**Your goal:** A single number is the whole answer: the count of lines in these entries that hold "Enable".

▬▬▬▬▬▬▬▬▬▬

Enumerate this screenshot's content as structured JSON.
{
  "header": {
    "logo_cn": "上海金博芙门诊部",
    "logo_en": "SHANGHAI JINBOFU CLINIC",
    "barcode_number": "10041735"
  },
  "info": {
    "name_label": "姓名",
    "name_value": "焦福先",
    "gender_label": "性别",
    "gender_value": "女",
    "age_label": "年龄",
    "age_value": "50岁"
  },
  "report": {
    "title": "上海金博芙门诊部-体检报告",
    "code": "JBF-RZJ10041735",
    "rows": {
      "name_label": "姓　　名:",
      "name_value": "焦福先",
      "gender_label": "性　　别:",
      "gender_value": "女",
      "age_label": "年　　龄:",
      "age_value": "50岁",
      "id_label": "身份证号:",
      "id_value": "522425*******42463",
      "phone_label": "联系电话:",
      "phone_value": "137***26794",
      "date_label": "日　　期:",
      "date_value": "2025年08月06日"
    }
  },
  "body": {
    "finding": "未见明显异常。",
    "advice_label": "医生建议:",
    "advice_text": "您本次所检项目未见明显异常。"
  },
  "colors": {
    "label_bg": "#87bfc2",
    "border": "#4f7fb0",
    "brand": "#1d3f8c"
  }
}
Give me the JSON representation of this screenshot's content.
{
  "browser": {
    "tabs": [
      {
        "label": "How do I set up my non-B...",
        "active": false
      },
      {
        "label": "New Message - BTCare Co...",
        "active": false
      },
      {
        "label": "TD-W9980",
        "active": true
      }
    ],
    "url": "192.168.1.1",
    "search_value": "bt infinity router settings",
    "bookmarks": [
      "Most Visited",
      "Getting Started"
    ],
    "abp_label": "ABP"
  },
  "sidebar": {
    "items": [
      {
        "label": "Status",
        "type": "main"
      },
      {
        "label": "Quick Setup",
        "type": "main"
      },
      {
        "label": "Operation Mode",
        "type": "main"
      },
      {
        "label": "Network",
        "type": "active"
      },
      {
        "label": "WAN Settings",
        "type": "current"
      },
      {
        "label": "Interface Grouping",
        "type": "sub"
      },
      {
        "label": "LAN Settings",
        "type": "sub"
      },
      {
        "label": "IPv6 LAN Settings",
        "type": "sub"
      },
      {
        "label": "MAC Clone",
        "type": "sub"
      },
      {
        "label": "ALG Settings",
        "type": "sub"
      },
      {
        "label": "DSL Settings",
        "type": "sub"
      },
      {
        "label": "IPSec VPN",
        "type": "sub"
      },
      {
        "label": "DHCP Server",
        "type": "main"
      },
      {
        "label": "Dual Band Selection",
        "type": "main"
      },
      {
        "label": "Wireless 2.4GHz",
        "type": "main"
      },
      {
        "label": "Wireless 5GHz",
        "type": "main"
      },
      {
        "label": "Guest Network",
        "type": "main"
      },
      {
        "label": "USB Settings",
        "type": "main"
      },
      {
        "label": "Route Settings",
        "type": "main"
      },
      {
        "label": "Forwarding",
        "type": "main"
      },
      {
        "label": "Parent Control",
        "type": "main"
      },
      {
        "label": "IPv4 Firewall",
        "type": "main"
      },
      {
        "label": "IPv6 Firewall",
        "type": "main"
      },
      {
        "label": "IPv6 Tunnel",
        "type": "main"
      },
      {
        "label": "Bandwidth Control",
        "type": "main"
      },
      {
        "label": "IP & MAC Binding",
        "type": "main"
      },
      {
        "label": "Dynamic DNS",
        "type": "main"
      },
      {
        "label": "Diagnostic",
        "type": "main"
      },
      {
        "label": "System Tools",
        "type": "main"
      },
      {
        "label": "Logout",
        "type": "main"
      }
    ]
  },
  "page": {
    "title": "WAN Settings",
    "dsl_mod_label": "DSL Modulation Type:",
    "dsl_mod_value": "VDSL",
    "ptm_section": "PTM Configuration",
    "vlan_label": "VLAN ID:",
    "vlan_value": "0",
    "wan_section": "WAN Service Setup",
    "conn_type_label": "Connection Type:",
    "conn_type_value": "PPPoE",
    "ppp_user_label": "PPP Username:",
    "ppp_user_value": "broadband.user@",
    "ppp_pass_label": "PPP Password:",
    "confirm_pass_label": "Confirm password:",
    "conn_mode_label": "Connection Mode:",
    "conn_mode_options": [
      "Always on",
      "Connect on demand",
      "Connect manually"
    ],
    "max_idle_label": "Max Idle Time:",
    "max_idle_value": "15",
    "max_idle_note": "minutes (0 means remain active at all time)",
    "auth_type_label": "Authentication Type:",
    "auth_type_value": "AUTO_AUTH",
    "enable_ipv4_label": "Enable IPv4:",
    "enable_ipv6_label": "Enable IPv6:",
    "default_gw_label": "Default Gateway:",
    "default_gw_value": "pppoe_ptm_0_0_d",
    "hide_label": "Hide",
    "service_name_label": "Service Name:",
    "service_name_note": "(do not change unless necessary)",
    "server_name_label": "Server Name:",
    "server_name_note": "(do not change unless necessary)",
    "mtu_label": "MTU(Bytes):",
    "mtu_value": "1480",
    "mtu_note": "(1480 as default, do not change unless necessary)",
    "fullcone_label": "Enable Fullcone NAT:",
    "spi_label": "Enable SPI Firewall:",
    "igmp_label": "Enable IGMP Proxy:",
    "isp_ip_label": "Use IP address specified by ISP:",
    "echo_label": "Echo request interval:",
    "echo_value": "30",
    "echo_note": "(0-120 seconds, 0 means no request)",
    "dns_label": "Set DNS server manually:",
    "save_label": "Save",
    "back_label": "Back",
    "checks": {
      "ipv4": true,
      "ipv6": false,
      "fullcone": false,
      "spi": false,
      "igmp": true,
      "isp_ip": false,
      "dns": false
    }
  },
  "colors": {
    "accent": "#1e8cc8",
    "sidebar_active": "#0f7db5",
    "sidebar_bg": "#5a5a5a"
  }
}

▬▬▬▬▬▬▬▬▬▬

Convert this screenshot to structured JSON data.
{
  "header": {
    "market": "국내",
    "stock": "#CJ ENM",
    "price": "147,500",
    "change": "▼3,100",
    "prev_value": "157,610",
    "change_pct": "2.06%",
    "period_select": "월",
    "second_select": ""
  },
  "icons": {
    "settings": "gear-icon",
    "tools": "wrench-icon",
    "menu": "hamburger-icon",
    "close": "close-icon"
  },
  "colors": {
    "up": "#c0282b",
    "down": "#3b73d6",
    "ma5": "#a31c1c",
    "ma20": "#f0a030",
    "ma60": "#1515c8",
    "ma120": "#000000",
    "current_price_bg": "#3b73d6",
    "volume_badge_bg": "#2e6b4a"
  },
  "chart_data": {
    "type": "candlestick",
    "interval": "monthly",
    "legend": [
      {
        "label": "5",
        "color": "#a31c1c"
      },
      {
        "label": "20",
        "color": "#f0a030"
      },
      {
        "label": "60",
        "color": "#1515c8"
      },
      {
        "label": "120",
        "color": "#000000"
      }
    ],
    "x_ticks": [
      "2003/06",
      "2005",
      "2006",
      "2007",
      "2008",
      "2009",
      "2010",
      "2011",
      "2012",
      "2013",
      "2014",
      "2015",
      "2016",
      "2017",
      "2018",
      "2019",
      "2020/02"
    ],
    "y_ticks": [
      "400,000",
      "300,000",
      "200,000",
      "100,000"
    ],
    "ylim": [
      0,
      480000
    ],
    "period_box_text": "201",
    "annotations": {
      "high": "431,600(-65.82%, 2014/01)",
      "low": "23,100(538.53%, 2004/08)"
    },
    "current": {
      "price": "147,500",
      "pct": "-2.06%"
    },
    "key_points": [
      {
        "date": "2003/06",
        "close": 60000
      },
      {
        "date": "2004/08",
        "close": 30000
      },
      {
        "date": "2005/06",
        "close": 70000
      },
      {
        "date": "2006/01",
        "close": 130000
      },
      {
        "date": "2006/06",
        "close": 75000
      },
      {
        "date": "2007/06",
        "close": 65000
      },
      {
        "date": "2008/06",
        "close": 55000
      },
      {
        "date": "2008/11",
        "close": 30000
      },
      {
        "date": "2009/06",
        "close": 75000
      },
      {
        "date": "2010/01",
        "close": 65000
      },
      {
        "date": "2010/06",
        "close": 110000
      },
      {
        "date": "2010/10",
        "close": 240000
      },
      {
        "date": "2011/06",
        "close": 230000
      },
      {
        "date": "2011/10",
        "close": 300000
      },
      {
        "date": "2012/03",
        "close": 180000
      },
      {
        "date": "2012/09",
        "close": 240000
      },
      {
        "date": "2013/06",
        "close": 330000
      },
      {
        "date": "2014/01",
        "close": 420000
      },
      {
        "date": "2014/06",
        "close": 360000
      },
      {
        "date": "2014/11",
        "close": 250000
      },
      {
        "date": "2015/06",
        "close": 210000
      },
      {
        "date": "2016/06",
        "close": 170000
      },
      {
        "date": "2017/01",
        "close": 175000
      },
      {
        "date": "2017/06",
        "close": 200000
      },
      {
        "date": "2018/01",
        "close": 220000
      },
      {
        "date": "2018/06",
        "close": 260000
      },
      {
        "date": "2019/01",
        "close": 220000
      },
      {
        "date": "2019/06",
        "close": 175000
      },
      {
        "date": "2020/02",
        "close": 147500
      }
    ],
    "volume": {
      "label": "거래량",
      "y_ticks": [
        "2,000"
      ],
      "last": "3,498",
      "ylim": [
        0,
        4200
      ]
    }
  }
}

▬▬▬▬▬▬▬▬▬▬

**Worked solution:** 5